> [TASK REQUIREMENTS]
Produce a verbatim copy of the records, and keep the images out of it.

--- START ---

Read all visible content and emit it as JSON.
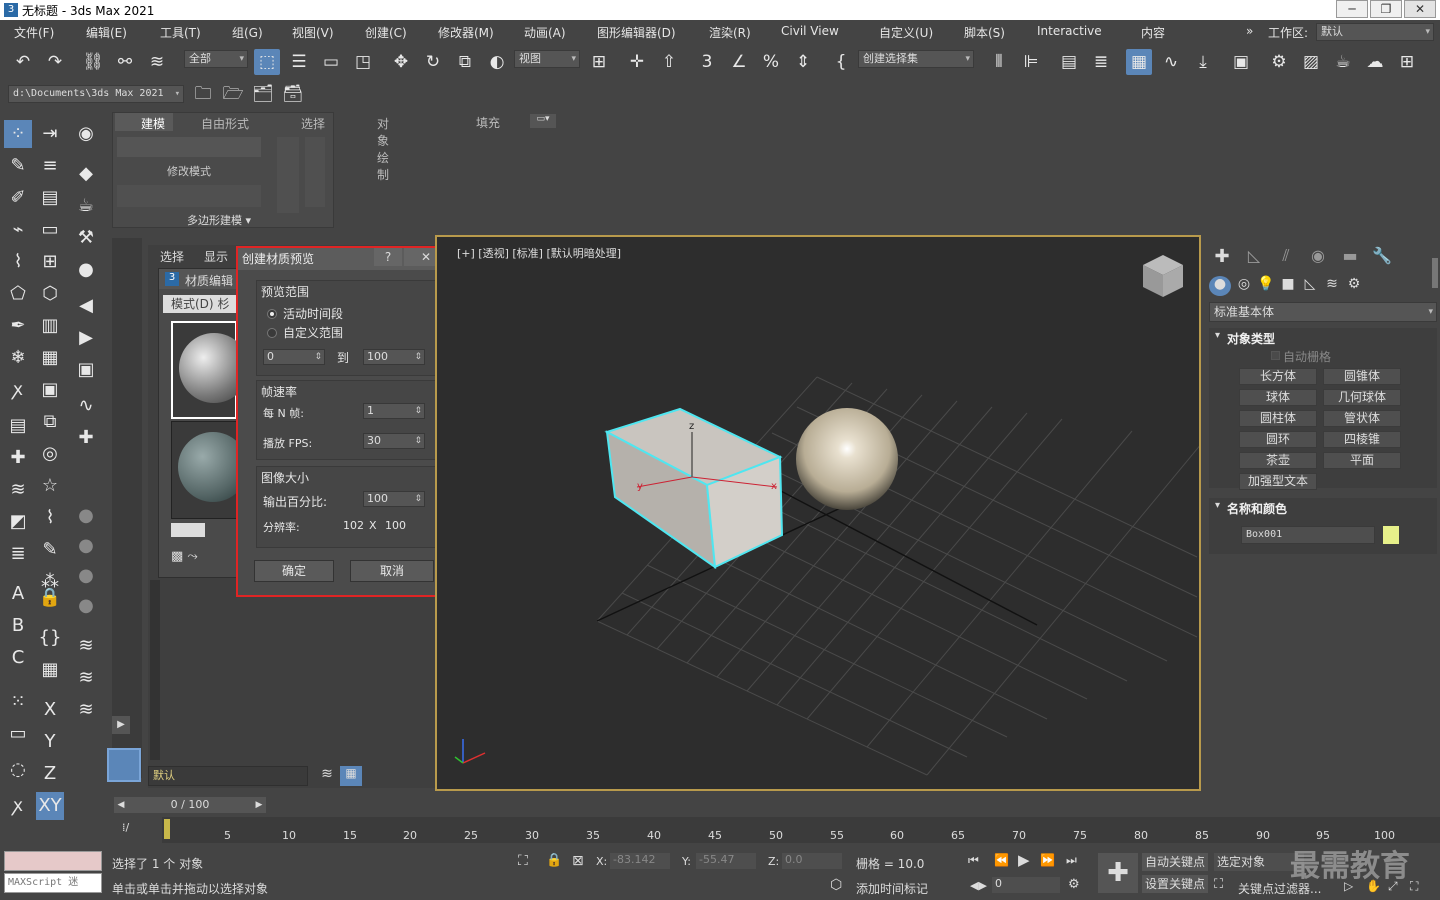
{
  "window": {
    "title": "无标题 - 3ds Max 2021",
    "minimize": "─",
    "maximize": "❐",
    "close": "✕"
  },
  "menu": [
    "文件(F)",
    "编辑(E)",
    "工具(T)",
    "组(G)",
    "视图(V)",
    "创建(C)",
    "修改器(M)",
    "动画(A)",
    "图形编辑器(D)",
    "渲染(R)",
    "Civil View",
    "自定义(U)",
    "脚本(S)",
    "Interactive",
    "内容"
  ],
  "workspace": {
    "label": "工作区:",
    "value": "默认",
    "chevron": "»"
  },
  "toolbar": {
    "filter": "全部",
    "refcoord": "视图",
    "selset": "创建选择集"
  },
  "path": "d:\\Documents\\3ds Max 2021",
  "ribbon": {
    "tabs": [
      "建模",
      "自由形式",
      "选择",
      "对象绘制",
      "填充"
    ],
    "mode_label": "修改模式",
    "poly_label": "多边形建模 ▾"
  },
  "scene_tabs": [
    "选择",
    "显示"
  ],
  "mat_editor": {
    "title": "材质编辑",
    "mode": "模式(D)",
    "mode2": "杉"
  },
  "viewport": {
    "label": "[+] [透视] [标准] [默认明暗处理]",
    "axis_z": "z",
    "axis_x": "x",
    "axis_y": "y"
  },
  "dialog": {
    "title": "创建材质预览",
    "help": "?",
    "close": "✕",
    "range": {
      "title": "预览范围",
      "active": "活动时间段",
      "custom": "自定义范围",
      "from": "0",
      "to_label": "到",
      "to": "100"
    },
    "rate": {
      "title": "帧速率",
      "every_n_label": "每 N 帧:",
      "every_n": "1",
      "fps_label": "播放 FPS:",
      "fps": "30"
    },
    "size": {
      "title": "图像大小",
      "percent_label": "输出百分比:",
      "percent": "100",
      "res_label": "分辨率:",
      "res_w": "102",
      "res_x": "X",
      "res_h": "100"
    },
    "ok": "确定",
    "cancel": "取消"
  },
  "cmd": {
    "category": "标准基本体",
    "object_type": "对象类型",
    "autogrid": "自动栅格",
    "buttons": [
      "长方体",
      "圆锥体",
      "球体",
      "几何球体",
      "圆柱体",
      "管状体",
      "圆环",
      "四棱锥",
      "茶壶",
      "平面",
      "加强型文本"
    ],
    "name_color": "名称和颜色",
    "name": "Box001",
    "swatch": "#e7f08a"
  },
  "scene_layer": "默认",
  "timeline": {
    "frame": "0 / 100",
    "ticks": [
      "5",
      "10",
      "15",
      "20",
      "25",
      "30",
      "35",
      "40",
      "45",
      "50",
      "55",
      "60",
      "65",
      "70",
      "75",
      "80",
      "85",
      "90",
      "95",
      "100"
    ]
  },
  "status": {
    "maxscript": "MAXScript 迷",
    "selected": "选择了 1 个 对象",
    "hint": "单击或单击并拖动以选择对象",
    "x_label": "X:",
    "x": "-83.142",
    "y_label": "Y:",
    "y": "-55.47",
    "z_label": "Z:",
    "z": "0.0",
    "grid": "栅格 = 10.0",
    "add_tag": "添加时间标记",
    "autokey": "自动关键点",
    "setkey": "设置关键点",
    "selected_obj": "选定对象",
    "keyfilter": "关键点过滤器...",
    "frame": "0",
    "watermark": "最需教育"
  }
}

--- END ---

> [EXPECTED ANSWER]
Read all visible content and emit it as JSON.
{
  "window": {
    "title": "无标题 - 3ds Max 2021",
    "minimize": "─",
    "maximize": "❐",
    "close": "✕"
  },
  "menu": [
    "文件(F)",
    "编辑(E)",
    "工具(T)",
    "组(G)",
    "视图(V)",
    "创建(C)",
    "修改器(M)",
    "动画(A)",
    "图形编辑器(D)",
    "渲染(R)",
    "Civil View",
    "自定义(U)",
    "脚本(S)",
    "Interactive",
    "内容"
  ],
  "workspace": {
    "label": "工作区:",
    "value": "默认",
    "chevron": "»"
  },
  "toolbar": {
    "filter": "全部",
    "refcoord": "视图",
    "selset": "创建选择集"
  },
  "path": "d:\\Documents\\3ds Max 2021",
  "ribbon": {
    "tabs": [
      "建模",
      "自由形式",
      "选择",
      "对象绘制",
      "填充"
    ],
    "mode_label": "修改模式",
    "poly_label": "多边形建模 ▾"
  },
  "scene_tabs": [
    "选择",
    "显示"
  ],
  "mat_editor": {
    "title": "材质编辑",
    "mode": "模式(D)",
    "mode2": "杉"
  },
  "viewport": {
    "label": "[+] [透视] [标准] [默认明暗处理]",
    "axis_z": "z",
    "axis_x": "x",
    "axis_y": "y"
  },
  "dialog": {
    "title": "创建材质预览",
    "help": "?",
    "close": "✕",
    "range": {
      "title": "预览范围",
      "active": "活动时间段",
      "custom": "自定义范围",
      "from": "0",
      "to_label": "到",
      "to": "100"
    },
    "rate": {
      "title": "帧速率",
      "every_n_label": "每 N 帧:",
      "every_n": "1",
      "fps_label": "播放 FPS:",
      "fps": "30"
    },
    "size": {
      "title": "图像大小",
      "percent_label": "输出百分比:",
      "percent": "100",
      "res_label": "分辨率:",
      "res_w": "102",
      "res_x": "X",
      "res_h": "100"
    },
    "ok": "确定",
    "cancel": "取消"
  },
  "cmd": {
    "category": "标准基本体",
    "object_type": "对象类型",
    "autogrid": "自动栅格",
    "buttons": [
      "长方体",
      "圆锥体",
      "球体",
      "几何球体",
      "圆柱体",
      "管状体",
      "圆环",
      "四棱锥",
      "茶壶",
      "平面",
      "加强型文本"
    ],
    "name_color": "名称和颜色",
    "name": "Box001",
    "swatch": "#e7f08a"
  },
  "scene_layer": "默认",
  "timeline": {
    "frame": "0 / 100",
    "ticks": [
      "5",
      "10",
      "15",
      "20",
      "25",
      "30",
      "35",
      "40",
      "45",
      "50",
      "55",
      "60",
      "65",
      "70",
      "75",
      "80",
      "85",
      "90",
      "95",
      "100"
    ]
  },
  "status": {
    "maxscript": "MAXScript 迷",
    "selected": "选择了 1 个 对象",
    "hint": "单击或单击并拖动以选择对象",
    "x_label": "X:",
    "x": "-83.142",
    "y_label": "Y:",
    "y": "-55.47",
    "z_label": "Z:",
    "z": "0.0",
    "grid": "栅格 = 10.0",
    "add_tag": "添加时间标记",
    "autokey": "自动关键点",
    "setkey": "设置关键点",
    "selected_obj": "选定对象",
    "keyfilter": "关键点过滤器...",
    "frame": "0",
    "watermark": "最需教育"
  }
}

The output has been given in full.